“They can be overlooked,” said Hughes, herself the mother of a newborn baby. “But at the clinic, we definitely see a lot of new moms with back pain that can be attributed to overuse and repetitive use. Sometimes, they’re bodies are still recovering from giving birth.”
Besides back pain, the constant and repetitive motions associated with parenthood often cause discomfort, pain and even injury throughout a mom’s entire upper body – the back, neck, shoulders, elbows and wrists. The culprit, according to Hughes, is often poor posture and technique when lifting, holding and carrying babies and toddlers.
“And it’s more than that,” she added. “The amount of things you have to carry as a parent, besides your baby – the carriers and diaper bags – can really take a toll.”

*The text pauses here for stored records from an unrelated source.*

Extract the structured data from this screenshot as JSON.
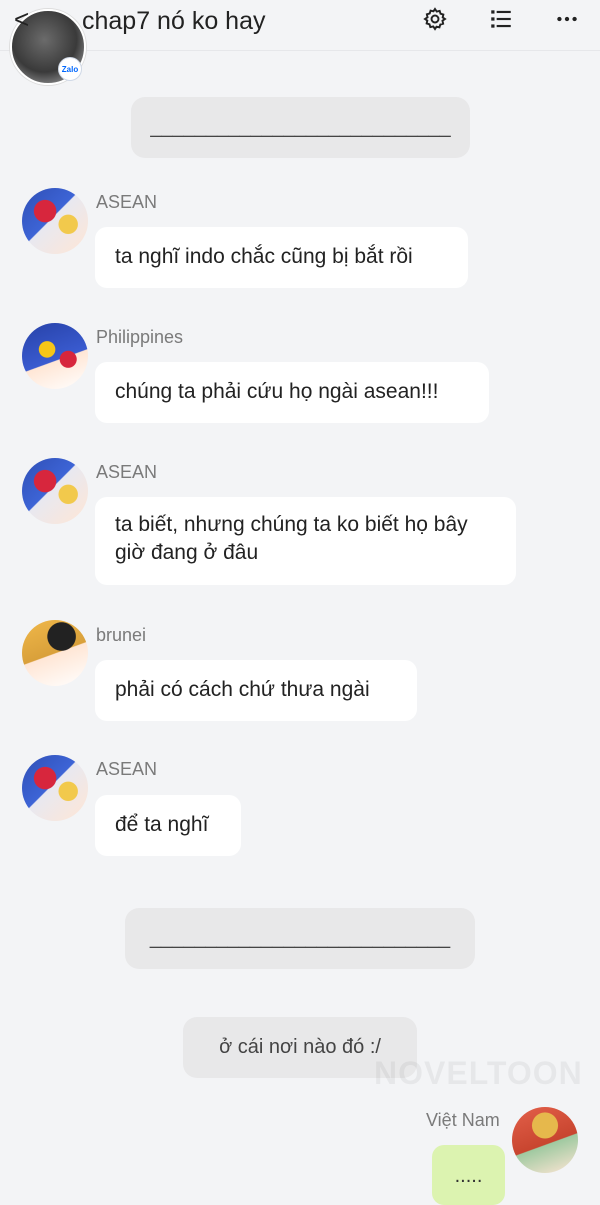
{
  "header": {
    "title": "chap7 nó ko hay",
    "back_glyph": "<",
    "badge": "Zalo",
    "icons": [
      "back-icon",
      "gear-icon",
      "list-icon",
      "more-icon"
    ]
  },
  "messages": {
    "separator_top": "___________________________",
    "separator_bottom": "___________________________",
    "m1": {
      "sender": "ASEAN",
      "text": "ta nghĩ indo chắc cũng bị bắt rồi"
    },
    "m2": {
      "sender": "Philippines",
      "text": "chúng ta phải cứu họ ngài asean!!!"
    },
    "m3": {
      "sender": "ASEAN",
      "text": "ta biết, nhưng chúng ta ko biết họ bây giờ đang ở đâu"
    },
    "m4": {
      "sender": "brunei",
      "text": "phải có cách chứ thưa ngài"
    },
    "m5": {
      "sender": "ASEAN",
      "text": "để ta nghĩ"
    },
    "narration": "ở cái nơi nào đó :/",
    "outgoing": {
      "sender": "Việt Nam",
      "text": "....."
    }
  },
  "watermark": "NOVELTOON",
  "colors": {
    "background": "#f3f4f6",
    "bubble": "#ffffff",
    "system": "#e8e8e9",
    "outgoing": "#dcf3b0"
  }
}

But this “toll” can be prevented, Hughes points out. By simply being mindful of their bodies while performing these common parenting tasks, moms can avoid many of the overuse and repetitive use ailments so common throughout the world of motherhood. Here’s how:
Carrying a Baby or Toddler: Never hold your child with one arm, balanced on the hip. This can strain your back and ligaments on one side of your body. Instead, keep your child close to the body, holding with both arms and balanced in the center of your body.

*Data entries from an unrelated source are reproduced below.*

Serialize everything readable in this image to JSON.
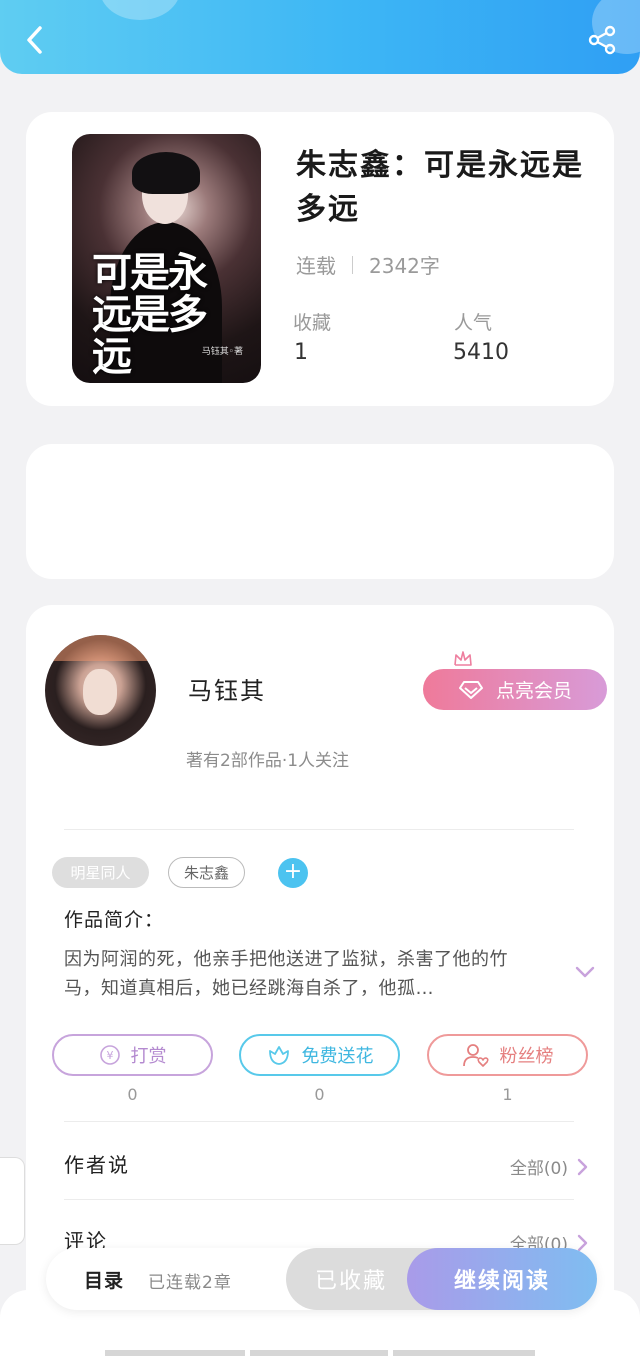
{
  "header": {
    "back_icon": "chevron-left-icon",
    "share_icon": "share-icon"
  },
  "book": {
    "cover_title": "可是永远是多远",
    "cover_author": "马钰其◦著",
    "title": "朱志鑫：可是永远是多远",
    "status": "连载",
    "word_count": "2342字",
    "favorites_label": "收藏",
    "favorites_value": "1",
    "popularity_label": "人气",
    "popularity_value": "5410"
  },
  "author": {
    "name": "马钰其",
    "works": "著有2部作品·1人关注",
    "vip_label": "点亮会员"
  },
  "tags": [
    "明星同人",
    "朱志鑫"
  ],
  "intro": {
    "label": "作品简介：",
    "text": "因为阿润的死，他亲手把他送进了监狱，杀害了他的竹马，知道真相后，她已经跳海自杀了，他孤…"
  },
  "actions": {
    "reward": {
      "label": "打赏",
      "count": "0"
    },
    "flower": {
      "label": "免费送花",
      "count": "0"
    },
    "fans": {
      "label": "粉丝榜",
      "count": "1"
    }
  },
  "sections": {
    "author_says": {
      "title": "作者说",
      "more": "全部(0)"
    },
    "comments": {
      "title": "评论",
      "more": "全部(0)"
    }
  },
  "bottom_bar": {
    "toc": "目录",
    "serial": "已连载2章",
    "collected": "已收藏",
    "continue": "继续阅读"
  },
  "colors": {
    "header_gradient_start": "#5fcdf2",
    "header_gradient_end": "#2f9ff4",
    "vip_gradient_start": "#ef7a9a",
    "vip_gradient_end": "#d89bd8",
    "read_gradient_start": "#a99be9",
    "read_gradient_end": "#7fbdf1"
  }
}
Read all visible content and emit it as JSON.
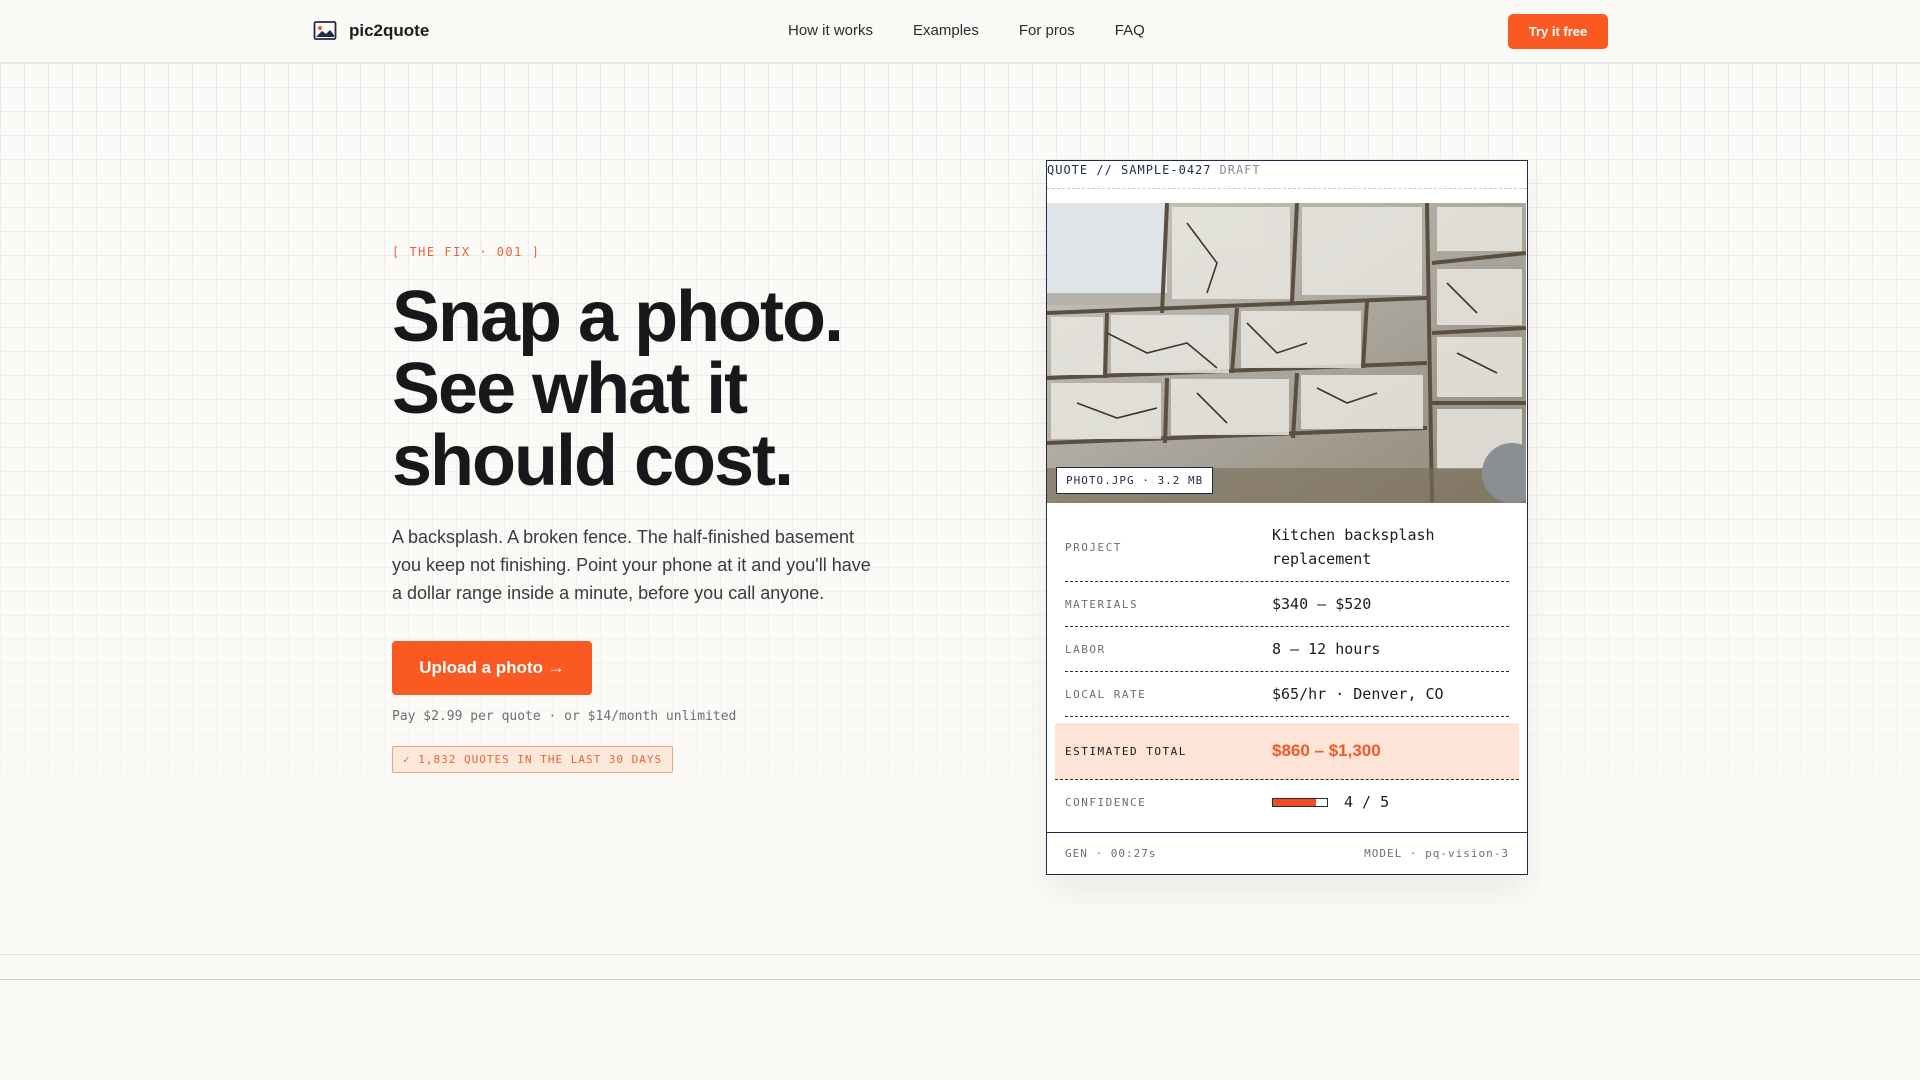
{
  "header": {
    "brand": "pic2quote",
    "logo_icon": "image-icon",
    "nav": [
      "How it works",
      "Examples",
      "For pros",
      "FAQ"
    ],
    "cta": "Try it free"
  },
  "hero": {
    "kicker": "[ THE FIX · 001 ]",
    "headline": [
      "Snap a photo.",
      "See what it",
      "should cost."
    ],
    "subcopy": "A backsplash. A broken fence. The half-finished basement you keep not finishing. Point your phone at it and you'll have a dollar range inside a minute, before you call anyone.",
    "upload_label": "Upload a photo →",
    "pricing": "Pay $2.99 per quote · or $14/month unlimited",
    "badge": "✓ 1,832 QUOTES IN THE LAST 30 DAYS"
  },
  "quote": {
    "id": "QUOTE // SAMPLE-0427",
    "status": "DRAFT",
    "photo_tag": "PHOTO.JPG · 3.2 MB",
    "rows": [
      {
        "label": "PROJECT",
        "value": "Kitchen backsplash replacement"
      },
      {
        "label": "MATERIALS",
        "value": "$340 – $520"
      },
      {
        "label": "LABOR",
        "value": "8 – 12 hours"
      },
      {
        "label": "LOCAL RATE",
        "value": "$65/hr · Denver, CO"
      }
    ],
    "total": {
      "label": "ESTIMATED TOTAL",
      "value": "$860 – $1,300"
    },
    "confidence": {
      "label": "CONFIDENCE",
      "value": "4 / 5",
      "fraction": 0.8
    },
    "footer_left": "GEN · 00:27s",
    "footer_right": "MODEL · pq-vision-3"
  },
  "colors": {
    "accent": "#fa5a22",
    "navy": "#1f2b4a",
    "highlight": "#fde4d6"
  }
}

Lifting Baby from the Crib: According to Hughes, don’t reach out and pick your baby up at arm’s length as this puts a tremendous amount of pressure on the back and shoulders. Rather, lower the crib’s railing all the way, set your feet apart and bring your baby close to the body before lifting. Lower and lift with your legs.
Picking Up from the Floor: Use a half-kneel lift when picking up a child from the floor. Keeping the back straight, place one foot slightly forward of the other, then bend your knees and hips to lower onto a knee. Once down, grasp your child with both arms, lift close to the body, then rise back up to a standing position using your legs and stomach muscles.
Carrying an Infant Car Seat: Carry by the handle with both hands, elbows bent, holding it in front of your body – weight evenly distributed. Never carry the seat to one side of your body or lug it around on a forearm as this places unneeded stress on your back, shoulder and arm.
In addition, Hughes said, it’s important for mothers to take breaks and relax whenever possible. Should pain or discomfort continue, Hughes suggests visiting a licensed physical therapist for an evaluation, tips for improving posture and technique, and an exploration of treatment options, if necessary.